# [YOUR GOAL]
In the listing that follows, copy out each line that includes the word "title".

# [THE DATA]

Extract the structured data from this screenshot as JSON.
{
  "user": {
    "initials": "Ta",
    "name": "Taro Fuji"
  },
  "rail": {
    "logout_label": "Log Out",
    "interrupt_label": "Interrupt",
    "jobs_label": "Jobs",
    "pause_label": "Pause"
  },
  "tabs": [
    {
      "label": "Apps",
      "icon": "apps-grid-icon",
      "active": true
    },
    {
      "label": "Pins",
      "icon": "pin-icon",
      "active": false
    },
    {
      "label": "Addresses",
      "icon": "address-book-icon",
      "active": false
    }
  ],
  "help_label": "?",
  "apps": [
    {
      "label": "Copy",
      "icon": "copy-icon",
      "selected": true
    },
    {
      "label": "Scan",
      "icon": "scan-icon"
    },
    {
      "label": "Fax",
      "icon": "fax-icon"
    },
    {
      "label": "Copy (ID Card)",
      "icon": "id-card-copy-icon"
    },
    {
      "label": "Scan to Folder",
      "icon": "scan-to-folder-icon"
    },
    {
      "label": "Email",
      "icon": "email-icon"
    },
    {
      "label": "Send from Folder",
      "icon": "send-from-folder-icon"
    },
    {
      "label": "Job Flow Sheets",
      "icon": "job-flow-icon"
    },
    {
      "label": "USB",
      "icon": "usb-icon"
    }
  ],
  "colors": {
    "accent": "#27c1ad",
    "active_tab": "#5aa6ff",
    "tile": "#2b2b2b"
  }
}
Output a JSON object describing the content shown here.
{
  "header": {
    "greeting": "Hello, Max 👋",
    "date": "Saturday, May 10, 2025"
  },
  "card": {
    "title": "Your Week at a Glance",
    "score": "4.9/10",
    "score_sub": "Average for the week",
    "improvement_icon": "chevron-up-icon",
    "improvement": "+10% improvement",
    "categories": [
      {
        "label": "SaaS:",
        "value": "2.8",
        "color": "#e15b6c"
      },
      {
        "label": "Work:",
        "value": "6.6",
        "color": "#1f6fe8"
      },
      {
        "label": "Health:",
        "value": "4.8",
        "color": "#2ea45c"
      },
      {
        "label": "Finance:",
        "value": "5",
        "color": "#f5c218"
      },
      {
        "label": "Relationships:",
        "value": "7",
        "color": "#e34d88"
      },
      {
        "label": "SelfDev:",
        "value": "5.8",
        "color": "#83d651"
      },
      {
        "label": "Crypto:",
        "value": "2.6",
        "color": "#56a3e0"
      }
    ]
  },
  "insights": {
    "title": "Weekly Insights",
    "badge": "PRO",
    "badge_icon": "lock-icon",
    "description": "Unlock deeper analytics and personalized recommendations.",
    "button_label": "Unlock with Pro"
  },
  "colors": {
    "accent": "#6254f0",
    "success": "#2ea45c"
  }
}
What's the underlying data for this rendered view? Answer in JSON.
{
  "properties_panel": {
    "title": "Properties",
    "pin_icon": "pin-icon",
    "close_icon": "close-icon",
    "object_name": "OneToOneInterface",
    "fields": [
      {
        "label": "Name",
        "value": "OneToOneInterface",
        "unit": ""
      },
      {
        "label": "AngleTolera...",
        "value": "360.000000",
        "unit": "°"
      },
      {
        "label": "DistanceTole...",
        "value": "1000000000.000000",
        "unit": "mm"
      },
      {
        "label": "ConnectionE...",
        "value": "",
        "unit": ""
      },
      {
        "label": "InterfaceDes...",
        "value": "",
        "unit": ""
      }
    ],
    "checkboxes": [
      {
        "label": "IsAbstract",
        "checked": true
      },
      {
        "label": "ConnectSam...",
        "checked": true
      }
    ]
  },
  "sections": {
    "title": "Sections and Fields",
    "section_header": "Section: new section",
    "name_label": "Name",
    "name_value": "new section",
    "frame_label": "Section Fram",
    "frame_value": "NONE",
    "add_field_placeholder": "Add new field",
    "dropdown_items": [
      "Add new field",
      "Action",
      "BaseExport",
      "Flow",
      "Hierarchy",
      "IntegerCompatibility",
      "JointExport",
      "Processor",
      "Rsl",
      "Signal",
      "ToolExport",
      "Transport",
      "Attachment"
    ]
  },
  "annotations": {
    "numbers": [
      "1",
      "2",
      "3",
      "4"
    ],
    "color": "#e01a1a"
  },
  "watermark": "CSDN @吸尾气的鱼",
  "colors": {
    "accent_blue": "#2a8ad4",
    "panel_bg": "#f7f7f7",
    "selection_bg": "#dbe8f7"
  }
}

# [EXERCISE OUTPUT]
    "title": "Your Week at a Glance",
    "title": "Weekly Insights",
    "title": "Properties",
    "title": "Sections and Fields",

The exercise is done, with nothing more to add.